Dataset rows for apps and sites >>
BEGIN

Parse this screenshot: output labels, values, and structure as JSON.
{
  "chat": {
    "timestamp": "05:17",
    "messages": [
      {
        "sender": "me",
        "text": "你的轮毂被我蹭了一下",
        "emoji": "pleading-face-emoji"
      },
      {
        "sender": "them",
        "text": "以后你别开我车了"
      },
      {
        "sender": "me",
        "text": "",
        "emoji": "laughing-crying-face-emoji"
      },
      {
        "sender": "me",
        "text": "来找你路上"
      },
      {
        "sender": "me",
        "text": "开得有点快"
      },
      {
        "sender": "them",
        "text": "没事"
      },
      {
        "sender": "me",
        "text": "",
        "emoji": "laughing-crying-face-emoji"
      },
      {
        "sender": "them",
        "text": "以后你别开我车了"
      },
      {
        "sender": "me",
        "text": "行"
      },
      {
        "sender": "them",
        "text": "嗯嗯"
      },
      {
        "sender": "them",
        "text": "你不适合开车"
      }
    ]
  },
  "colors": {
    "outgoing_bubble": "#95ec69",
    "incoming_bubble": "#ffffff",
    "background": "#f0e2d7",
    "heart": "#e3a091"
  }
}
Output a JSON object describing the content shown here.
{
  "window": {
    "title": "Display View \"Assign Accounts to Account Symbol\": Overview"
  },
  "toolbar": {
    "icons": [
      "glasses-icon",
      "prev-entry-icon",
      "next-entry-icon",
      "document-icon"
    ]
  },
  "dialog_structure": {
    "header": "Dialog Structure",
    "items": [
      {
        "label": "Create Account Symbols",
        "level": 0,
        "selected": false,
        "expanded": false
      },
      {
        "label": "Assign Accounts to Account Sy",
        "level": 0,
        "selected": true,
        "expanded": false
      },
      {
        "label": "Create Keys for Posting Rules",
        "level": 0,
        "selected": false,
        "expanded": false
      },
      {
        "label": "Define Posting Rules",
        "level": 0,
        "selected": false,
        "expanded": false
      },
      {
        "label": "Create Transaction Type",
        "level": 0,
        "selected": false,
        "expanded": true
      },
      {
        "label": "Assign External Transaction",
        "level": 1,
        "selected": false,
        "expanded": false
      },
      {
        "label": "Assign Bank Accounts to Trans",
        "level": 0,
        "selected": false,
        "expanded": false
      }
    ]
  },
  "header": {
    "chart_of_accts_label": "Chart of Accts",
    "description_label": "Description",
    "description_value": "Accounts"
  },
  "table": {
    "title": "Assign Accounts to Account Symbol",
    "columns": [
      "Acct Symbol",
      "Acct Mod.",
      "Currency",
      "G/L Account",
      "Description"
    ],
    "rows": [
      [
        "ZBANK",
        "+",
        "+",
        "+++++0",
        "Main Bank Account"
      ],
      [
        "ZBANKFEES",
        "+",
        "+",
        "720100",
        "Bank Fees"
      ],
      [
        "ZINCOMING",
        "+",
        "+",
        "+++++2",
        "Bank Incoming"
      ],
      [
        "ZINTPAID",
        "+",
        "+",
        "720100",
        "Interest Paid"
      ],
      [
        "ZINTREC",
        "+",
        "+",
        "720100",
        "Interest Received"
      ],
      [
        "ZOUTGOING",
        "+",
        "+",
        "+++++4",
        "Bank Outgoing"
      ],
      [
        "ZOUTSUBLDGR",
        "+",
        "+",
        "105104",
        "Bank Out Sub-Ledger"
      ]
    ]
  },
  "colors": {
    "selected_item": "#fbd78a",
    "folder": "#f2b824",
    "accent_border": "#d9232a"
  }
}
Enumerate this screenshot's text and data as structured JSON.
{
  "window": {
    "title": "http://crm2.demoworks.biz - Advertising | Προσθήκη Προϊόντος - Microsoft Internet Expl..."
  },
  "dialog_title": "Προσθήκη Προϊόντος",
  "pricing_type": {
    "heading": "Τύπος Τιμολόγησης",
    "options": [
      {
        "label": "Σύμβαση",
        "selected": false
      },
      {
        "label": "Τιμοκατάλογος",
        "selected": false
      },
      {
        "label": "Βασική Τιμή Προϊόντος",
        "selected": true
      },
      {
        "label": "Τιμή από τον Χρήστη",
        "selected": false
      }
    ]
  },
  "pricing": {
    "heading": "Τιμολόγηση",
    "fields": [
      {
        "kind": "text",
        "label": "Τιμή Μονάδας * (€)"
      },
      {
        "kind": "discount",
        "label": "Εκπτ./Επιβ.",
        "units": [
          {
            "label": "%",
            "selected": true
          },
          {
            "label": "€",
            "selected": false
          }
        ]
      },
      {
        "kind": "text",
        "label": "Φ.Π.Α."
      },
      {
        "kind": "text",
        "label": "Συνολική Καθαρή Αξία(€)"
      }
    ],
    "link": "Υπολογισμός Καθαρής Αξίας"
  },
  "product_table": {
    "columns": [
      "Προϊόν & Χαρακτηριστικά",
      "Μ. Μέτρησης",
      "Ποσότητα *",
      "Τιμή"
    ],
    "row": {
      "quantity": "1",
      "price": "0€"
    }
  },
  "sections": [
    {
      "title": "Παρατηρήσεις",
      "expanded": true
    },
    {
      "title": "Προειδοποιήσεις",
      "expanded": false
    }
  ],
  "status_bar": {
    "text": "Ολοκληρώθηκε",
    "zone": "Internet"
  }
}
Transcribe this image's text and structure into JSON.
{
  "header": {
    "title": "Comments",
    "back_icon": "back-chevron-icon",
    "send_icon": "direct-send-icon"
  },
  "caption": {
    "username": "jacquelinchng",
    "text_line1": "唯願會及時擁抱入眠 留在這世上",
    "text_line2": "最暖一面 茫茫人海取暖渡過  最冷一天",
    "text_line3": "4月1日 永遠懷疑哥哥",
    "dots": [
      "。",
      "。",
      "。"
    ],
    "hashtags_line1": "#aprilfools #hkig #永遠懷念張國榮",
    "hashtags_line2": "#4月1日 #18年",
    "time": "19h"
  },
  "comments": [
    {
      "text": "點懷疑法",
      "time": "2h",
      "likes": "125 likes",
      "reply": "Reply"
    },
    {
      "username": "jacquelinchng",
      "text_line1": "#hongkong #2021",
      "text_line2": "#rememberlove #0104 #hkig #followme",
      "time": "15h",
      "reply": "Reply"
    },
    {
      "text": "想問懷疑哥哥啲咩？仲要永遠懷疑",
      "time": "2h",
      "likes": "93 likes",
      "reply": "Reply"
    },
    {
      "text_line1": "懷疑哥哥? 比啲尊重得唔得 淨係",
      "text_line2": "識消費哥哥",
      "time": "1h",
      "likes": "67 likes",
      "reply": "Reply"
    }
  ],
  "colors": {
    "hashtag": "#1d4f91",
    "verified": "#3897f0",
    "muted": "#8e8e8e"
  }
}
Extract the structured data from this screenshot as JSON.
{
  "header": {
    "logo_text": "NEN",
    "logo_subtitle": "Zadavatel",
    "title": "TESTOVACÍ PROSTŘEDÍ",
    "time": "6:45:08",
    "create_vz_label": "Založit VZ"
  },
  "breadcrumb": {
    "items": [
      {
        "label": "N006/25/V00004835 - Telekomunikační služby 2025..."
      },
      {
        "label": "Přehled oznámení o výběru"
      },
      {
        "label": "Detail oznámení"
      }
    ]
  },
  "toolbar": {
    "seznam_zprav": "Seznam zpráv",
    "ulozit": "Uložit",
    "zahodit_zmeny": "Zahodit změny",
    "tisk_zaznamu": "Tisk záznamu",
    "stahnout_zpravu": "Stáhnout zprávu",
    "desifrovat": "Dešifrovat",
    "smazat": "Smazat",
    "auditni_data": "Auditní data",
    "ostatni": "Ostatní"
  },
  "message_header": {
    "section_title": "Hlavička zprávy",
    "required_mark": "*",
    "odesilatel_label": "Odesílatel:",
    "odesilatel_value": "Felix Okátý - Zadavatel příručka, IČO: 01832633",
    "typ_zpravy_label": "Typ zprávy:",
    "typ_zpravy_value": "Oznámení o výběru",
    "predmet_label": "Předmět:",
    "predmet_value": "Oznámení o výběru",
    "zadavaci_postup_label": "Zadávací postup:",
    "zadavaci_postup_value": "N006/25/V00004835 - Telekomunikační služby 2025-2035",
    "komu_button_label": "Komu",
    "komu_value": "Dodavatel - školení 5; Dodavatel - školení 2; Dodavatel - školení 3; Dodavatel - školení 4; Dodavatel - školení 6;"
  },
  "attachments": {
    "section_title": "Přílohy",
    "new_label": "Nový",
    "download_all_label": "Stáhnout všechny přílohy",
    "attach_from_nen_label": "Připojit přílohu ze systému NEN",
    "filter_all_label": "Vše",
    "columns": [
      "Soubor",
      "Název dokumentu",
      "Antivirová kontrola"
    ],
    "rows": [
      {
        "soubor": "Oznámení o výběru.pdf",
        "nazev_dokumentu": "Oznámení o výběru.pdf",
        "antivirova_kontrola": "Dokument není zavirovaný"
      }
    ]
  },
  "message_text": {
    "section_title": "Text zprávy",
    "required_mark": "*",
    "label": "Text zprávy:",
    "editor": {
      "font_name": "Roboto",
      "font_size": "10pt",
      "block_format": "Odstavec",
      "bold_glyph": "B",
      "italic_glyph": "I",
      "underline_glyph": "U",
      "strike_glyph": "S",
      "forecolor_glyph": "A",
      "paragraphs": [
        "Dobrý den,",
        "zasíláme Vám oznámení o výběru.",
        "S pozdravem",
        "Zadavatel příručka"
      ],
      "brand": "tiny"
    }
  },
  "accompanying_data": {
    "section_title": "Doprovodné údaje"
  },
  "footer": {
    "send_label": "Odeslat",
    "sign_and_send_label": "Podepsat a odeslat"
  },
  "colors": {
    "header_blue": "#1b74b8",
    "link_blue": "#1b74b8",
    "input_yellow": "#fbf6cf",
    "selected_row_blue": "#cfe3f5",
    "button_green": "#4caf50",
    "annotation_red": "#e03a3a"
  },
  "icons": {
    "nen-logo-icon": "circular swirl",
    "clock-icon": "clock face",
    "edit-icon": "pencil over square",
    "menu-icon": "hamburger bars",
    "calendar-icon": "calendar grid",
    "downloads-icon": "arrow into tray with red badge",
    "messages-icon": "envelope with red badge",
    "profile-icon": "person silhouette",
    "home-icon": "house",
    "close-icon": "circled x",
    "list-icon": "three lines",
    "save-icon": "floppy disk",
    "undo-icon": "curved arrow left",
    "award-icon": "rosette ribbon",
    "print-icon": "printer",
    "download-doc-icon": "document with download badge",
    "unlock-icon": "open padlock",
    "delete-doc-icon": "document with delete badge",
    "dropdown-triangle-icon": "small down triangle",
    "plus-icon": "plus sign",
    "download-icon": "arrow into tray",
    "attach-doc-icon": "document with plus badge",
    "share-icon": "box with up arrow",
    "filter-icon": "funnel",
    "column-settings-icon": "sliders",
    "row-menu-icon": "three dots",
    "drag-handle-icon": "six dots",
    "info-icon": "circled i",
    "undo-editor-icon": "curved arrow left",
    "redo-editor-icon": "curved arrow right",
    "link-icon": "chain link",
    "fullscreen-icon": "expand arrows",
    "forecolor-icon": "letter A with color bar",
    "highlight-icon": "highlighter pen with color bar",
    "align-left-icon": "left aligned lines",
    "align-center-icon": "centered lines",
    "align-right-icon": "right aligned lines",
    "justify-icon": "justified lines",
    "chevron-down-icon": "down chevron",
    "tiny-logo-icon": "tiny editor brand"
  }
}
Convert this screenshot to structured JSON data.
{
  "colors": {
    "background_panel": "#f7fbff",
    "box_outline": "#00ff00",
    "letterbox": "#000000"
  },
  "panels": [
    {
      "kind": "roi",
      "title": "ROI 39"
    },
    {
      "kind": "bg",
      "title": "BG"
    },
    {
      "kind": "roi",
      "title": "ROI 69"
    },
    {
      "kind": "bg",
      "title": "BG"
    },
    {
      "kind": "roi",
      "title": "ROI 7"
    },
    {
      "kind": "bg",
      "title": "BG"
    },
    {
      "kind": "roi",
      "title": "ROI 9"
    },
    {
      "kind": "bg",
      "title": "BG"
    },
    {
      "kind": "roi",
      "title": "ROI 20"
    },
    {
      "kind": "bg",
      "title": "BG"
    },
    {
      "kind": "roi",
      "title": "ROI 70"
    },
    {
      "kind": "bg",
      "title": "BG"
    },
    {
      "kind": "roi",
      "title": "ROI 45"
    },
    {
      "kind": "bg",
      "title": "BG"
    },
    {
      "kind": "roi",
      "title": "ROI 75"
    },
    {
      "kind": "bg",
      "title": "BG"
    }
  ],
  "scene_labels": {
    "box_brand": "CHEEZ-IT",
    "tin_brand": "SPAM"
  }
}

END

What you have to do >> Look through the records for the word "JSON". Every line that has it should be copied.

Solution for this task >>
Parse this screenshot: output labels, values, and structure as JSON.
Output a JSON object describing the content shown here.
Enumerate this screenshot's text and data as structured JSON.
Transcribe this image's text and structure into JSON.
Extract the structured data from this screenshot as JSON.
Convert this screenshot to structured JSON data.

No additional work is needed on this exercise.